Will Bluestem Lake lot rates rise?
The Pawhuska City Council voted 5-0 last week to mandate better paperwork regarding name changes on leases for weekend getaway lots at Bluestem Lake. From now on, the Council wants signed documentation on all lot lease changes.
That was just the tip of the discussion, however, and councilors indicated a willingness to also look at raising the lease charge from the current rate of $350 a year.
The initial reason the council looked at last week for raising the annual lease cost is to cover the expense of putting four permanent garbage dumpsters at Bluestem. Interim City Manager Larry Eulert told councilors that raising the lease charge by $75 per year would allow city government to break even on the expense of setting out the four permanent dumpsters and having them emptied every Friday and Monday.
“This is just trash,” Eulert said, clarifying that a $75 increase would just offset the city’s proposed increased service in that one area.
Mayor Roger Taylor floated the idea that the Council might want to weigh whether an increase of more than $75 would help to cover other potential city expenses relative to the Bluestem Lake lots, and make it possible for Pawhuska to go a longer period of time without any new increases in lease charges.
Additionally, councilors talked about potentially creating a two-tiered, differential arrangement, where people from outside of Osage County would pay more for Bluestem Lake lots than local residents. The Council did not take any immediate action beyond the mandate of better paperwork on lake lot lease changes, but the members seemed inclined to take up the subject again.
“I like where this is going,” Councilor Steve Holcombe said, as he made a motion to table the discussion.
Eulert clarified in the aftermath of the Sept. 4 council meeting that there are 182 lake lots at Bluestem Lake, and 41 of those are leased by people who are not from Osage County.
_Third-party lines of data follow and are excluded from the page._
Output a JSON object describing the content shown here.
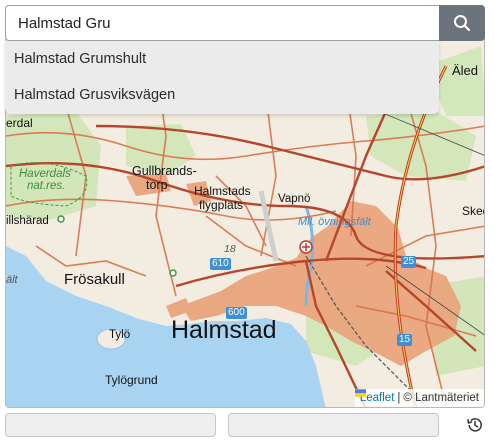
{
  "search": {
    "value": "Halmstad Gru",
    "button_icon": "search-icon"
  },
  "suggestions": [
    "Halmstad Grumshult",
    "Halmstad Grusviksvägen"
  ],
  "map": {
    "labels": {
      "city": "Halmstad",
      "gullbrandstorp_1": "Gullbrands-",
      "gullbrandstorp_2": "torp",
      "flygplats_1": "Halmstads",
      "flygplats_2": "flygplats",
      "vapno": "Vapnö",
      "ovningsfalt": "Mll. övningsfält",
      "haverdals_1": "Haverdals",
      "haverdals_2": "nat.res.",
      "frosakull": "Frösakull",
      "tylo": "Tylö",
      "tylogrund": "Tylögrund",
      "skedala": "Skedala",
      "aled": "Äled",
      "illsharad": "illshärad",
      "alt": "ält",
      "erdal": "erdal",
      "route_610": "610",
      "route_600": "600",
      "route_25": "25",
      "route_15": "15",
      "number_18": "18"
    },
    "colors": {
      "water": "#a8d4f0",
      "land": "#f3ede1",
      "urban": "#e8a57c",
      "road_major": "#b4452b",
      "road_minor": "#d9704a",
      "forest": "#bfdda0"
    }
  },
  "attribution": {
    "leaflet": "Leaflet",
    "separator": "|",
    "copyright": "© Lantmäteriet"
  },
  "footer": {
    "history_icon": "history-icon"
  }
}
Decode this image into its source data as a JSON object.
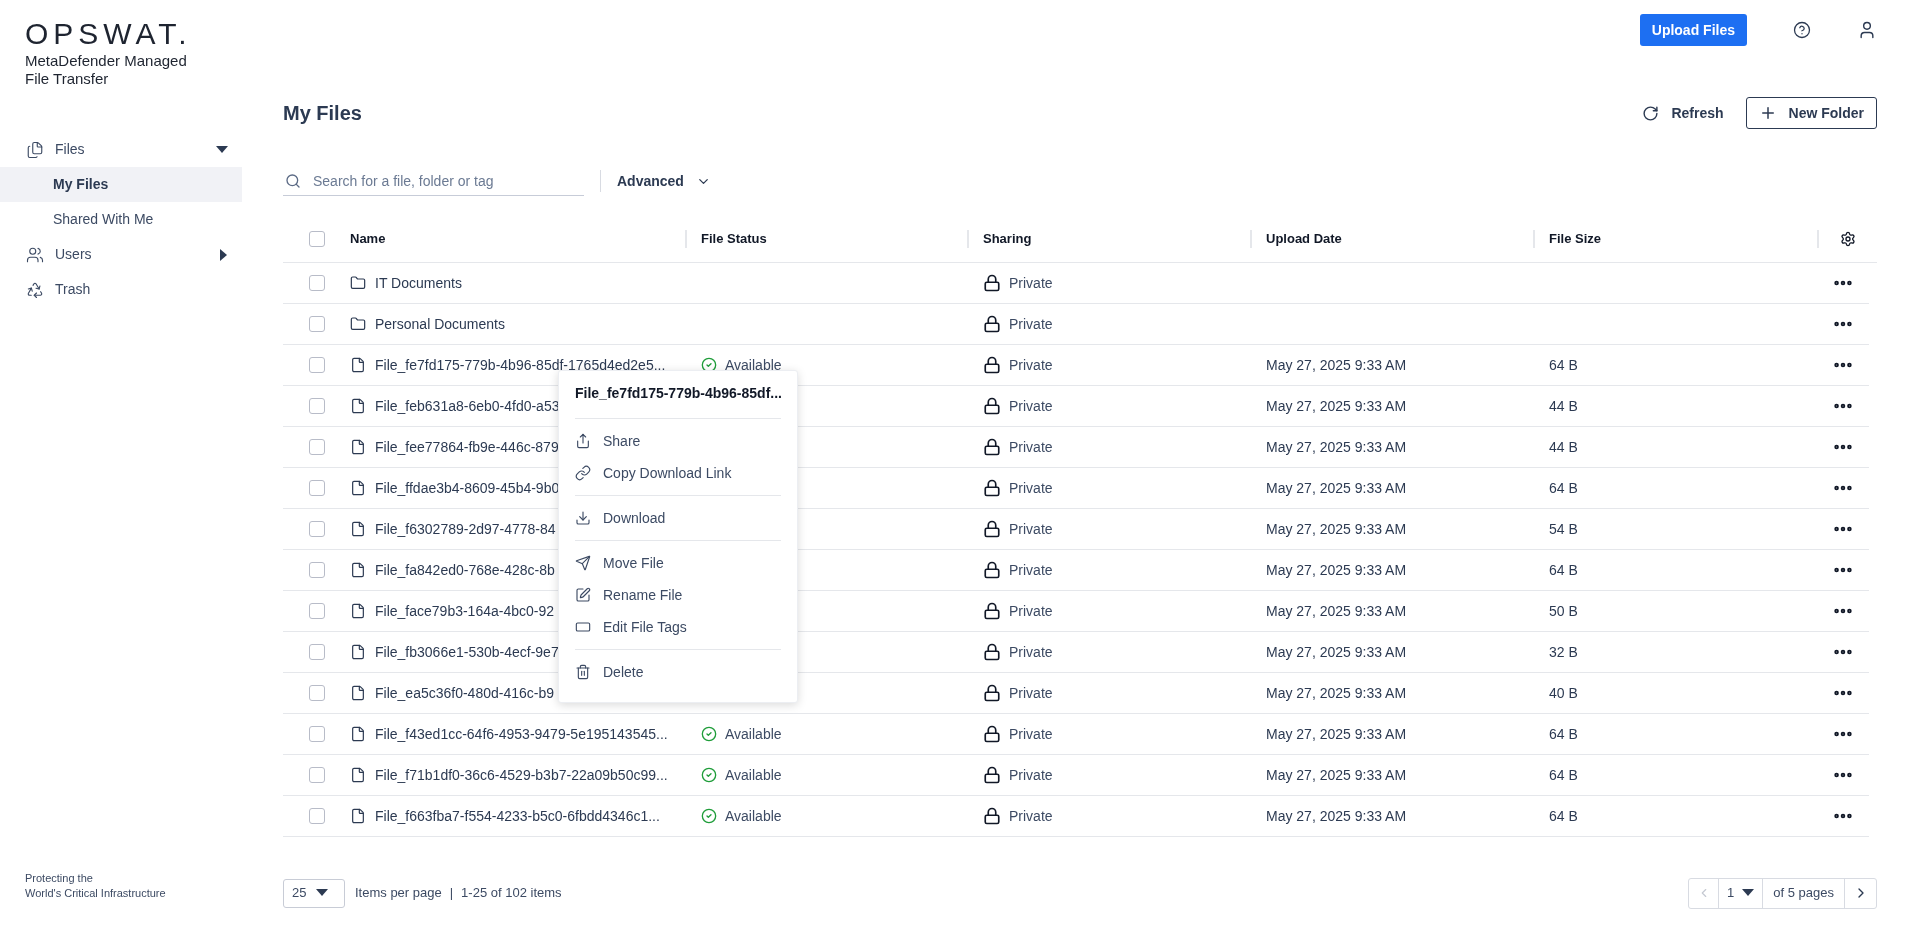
{
  "brand": {
    "logo": "OPSWAT.",
    "product": "MetaDefender Managed File Transfer",
    "tagline_lines": [
      "Protecting the",
      "World's Critical Infrastructure"
    ]
  },
  "header": {
    "upload_button": "Upload Files"
  },
  "sidebar": {
    "items": [
      {
        "label": "Files",
        "kind": "files",
        "expanded": true,
        "children": [
          {
            "label": "My Files",
            "selected": true
          },
          {
            "label": "Shared With Me",
            "selected": false
          }
        ]
      },
      {
        "label": "Users",
        "kind": "users",
        "expanded": false
      },
      {
        "label": "Trash",
        "kind": "trash"
      }
    ]
  },
  "page": {
    "title": "My Files",
    "refresh": "Refresh",
    "new_folder": "New Folder"
  },
  "search": {
    "placeholder": "Search for a file, folder or tag",
    "advanced": "Advanced"
  },
  "table": {
    "select_all_checked": false,
    "columns": [
      "Name",
      "File Status",
      "Sharing",
      "Upload Date",
      "File Size"
    ],
    "rows": [
      {
        "kind": "folder",
        "checked": false,
        "name": "IT Documents",
        "sharing": "Private"
      },
      {
        "kind": "folder",
        "checked": false,
        "name": "Personal Documents",
        "sharing": "Private"
      },
      {
        "kind": "file",
        "checked": false,
        "name": "File_fe7fd175-779b-4b96-85df-1765d4ed2e5...",
        "status": "Available",
        "sharing": "Private",
        "date": "May 27, 2025 9:33 AM",
        "size": "64 B"
      },
      {
        "kind": "file",
        "checked": false,
        "name": "File_feb631a8-6eb0-4fd0-a53",
        "sharing": "Private",
        "date": "May 27, 2025 9:33 AM",
        "size": "44 B"
      },
      {
        "kind": "file",
        "checked": false,
        "name": "File_fee77864-fb9e-446c-879",
        "sharing": "Private",
        "date": "May 27, 2025 9:33 AM",
        "size": "44 B"
      },
      {
        "kind": "file",
        "checked": false,
        "name": "File_ffdae3b4-8609-45b4-9b0",
        "sharing": "Private",
        "date": "May 27, 2025 9:33 AM",
        "size": "64 B"
      },
      {
        "kind": "file",
        "checked": false,
        "name": "File_f6302789-2d97-4778-84",
        "sharing": "Private",
        "date": "May 27, 2025 9:33 AM",
        "size": "54 B"
      },
      {
        "kind": "file",
        "checked": false,
        "name": "File_fa842ed0-768e-428c-8b",
        "sharing": "Private",
        "date": "May 27, 2025 9:33 AM",
        "size": "64 B"
      },
      {
        "kind": "file",
        "checked": false,
        "name": "File_face79b3-164a-4bc0-92",
        "sharing": "Private",
        "date": "May 27, 2025 9:33 AM",
        "size": "50 B"
      },
      {
        "kind": "file",
        "checked": false,
        "name": "File_fb3066e1-530b-4ecf-9e7",
        "sharing": "Private",
        "date": "May 27, 2025 9:33 AM",
        "size": "32 B"
      },
      {
        "kind": "file",
        "checked": false,
        "name": "File_ea5c36f0-480d-416c-b9",
        "sharing": "Private",
        "date": "May 27, 2025 9:33 AM",
        "size": "40 B"
      },
      {
        "kind": "file",
        "checked": false,
        "name": "File_f43ed1cc-64f6-4953-9479-5e195143545...",
        "status": "Available",
        "sharing": "Private",
        "date": "May 27, 2025 9:33 AM",
        "size": "64 B"
      },
      {
        "kind": "file",
        "checked": false,
        "name": "File_f71b1df0-36c6-4529-b3b7-22a09b50c99...",
        "status": "Available",
        "sharing": "Private",
        "date": "May 27, 2025 9:33 AM",
        "size": "64 B"
      },
      {
        "kind": "file",
        "checked": false,
        "name": "File_f663fba7-f554-4233-b5c0-6fbdd4346c1...",
        "status": "Available",
        "sharing": "Private",
        "date": "May 27, 2025 9:33 AM",
        "size": "64 B"
      }
    ]
  },
  "context_menu": {
    "title": "File_fe7fd175-779b-4b96-85df...",
    "groups": [
      [
        {
          "kind": "share",
          "label": "Share"
        },
        {
          "kind": "link",
          "label": "Copy Download Link"
        }
      ],
      [
        {
          "kind": "download",
          "label": "Download"
        }
      ],
      [
        {
          "kind": "move",
          "label": "Move File"
        },
        {
          "kind": "rename",
          "label": "Rename File"
        },
        {
          "kind": "tags",
          "label": "Edit File Tags"
        }
      ],
      [
        {
          "kind": "delete",
          "label": "Delete"
        }
      ]
    ]
  },
  "pagination": {
    "page_size": "25",
    "items_per_page": "Items per page",
    "separator": "|",
    "range": "1-25 of 102 items",
    "page": "1",
    "of_pages": "of 5 pages",
    "prev_disabled": true,
    "next_disabled": false
  }
}
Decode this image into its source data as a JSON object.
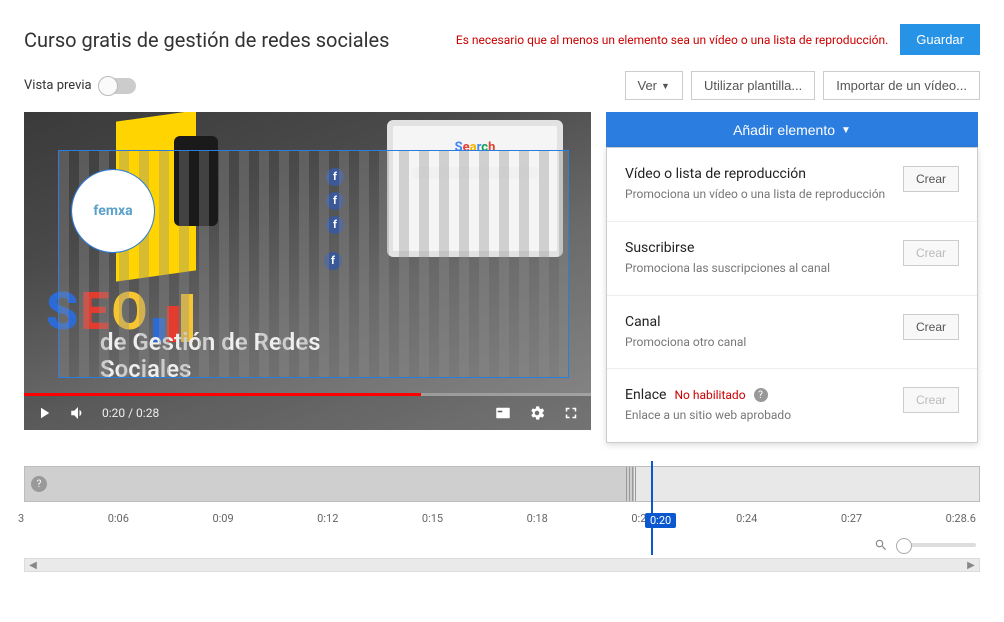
{
  "header": {
    "title": "Curso gratis de gestión de redes sociales",
    "error": "Es necesario que al menos un elemento sea un vídeo o una lista de reproducción.",
    "save": "Guardar"
  },
  "toolbar": {
    "preview_label": "Vista previa",
    "view": "Ver",
    "template": "Utilizar plantilla...",
    "import": "Importar de un vídeo..."
  },
  "video": {
    "search_word": "Search",
    "overlay_line1": "de Gestión de Redes",
    "overlay_line2": "Sociales",
    "logo_text": "femxa",
    "time_current": "0:20",
    "time_total": "0:28"
  },
  "add_button": "Añadir elemento",
  "elements": [
    {
      "title": "Vídeo o lista de reproducción",
      "desc": "Promociona un vídeo o una lista de reproducción",
      "action": "Crear",
      "disabled": false
    },
    {
      "title": "Suscribirse",
      "desc": "Promociona las suscripciones al canal",
      "action": "Crear",
      "disabled": true
    },
    {
      "title": "Canal",
      "desc": "Promociona otro canal",
      "action": "Crear",
      "disabled": false
    },
    {
      "title": "Enlace",
      "badge": "No habilitado",
      "desc": "Enlace a un sitio web aprobado",
      "action": "Crear",
      "disabled": true
    }
  ],
  "timeline": {
    "playhead": "0:20",
    "ticks": [
      "3",
      "0:06",
      "0:09",
      "0:12",
      "0:15",
      "0:18",
      "0:21",
      "0:24",
      "0:27",
      "0:28.6"
    ]
  }
}
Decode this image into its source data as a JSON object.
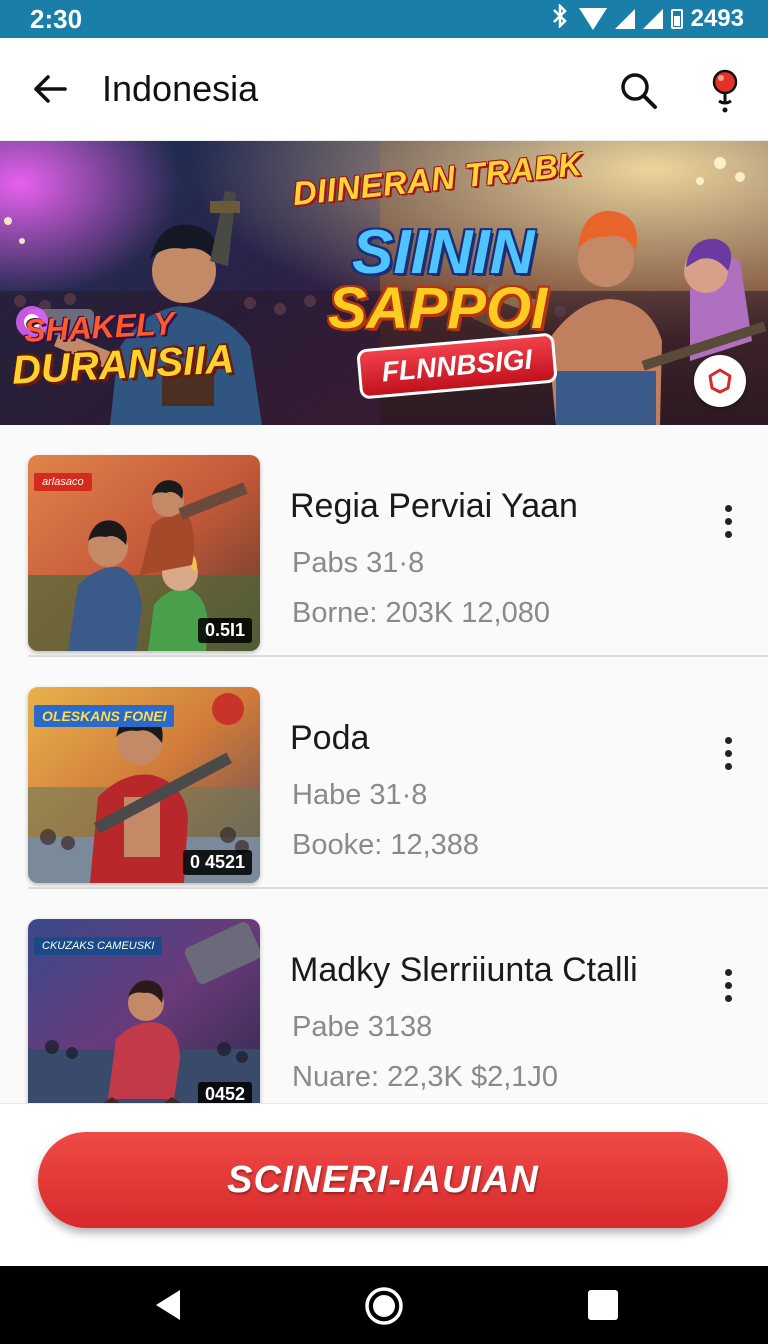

There is a waiting list for lake lots, but in practice that list is rarely used in the process of new parties taking over lot leases.
The general practice is that holders of lake lot leases find buyers for the improvements they’ve made on lake lots, according to city government. Those improvement-sale transactions can involve impressive sums of money, city government said. The resulting impression is of a market for lake lots that is difficult for Osage County locals of more modest financial means to crack.
Bluestem Lake lots are not supposed to be the sites of any permanent residences, and the city does not deliver potable water to lake lots, Eulert said.
“Nobody’s supposed to be living out there,” he said.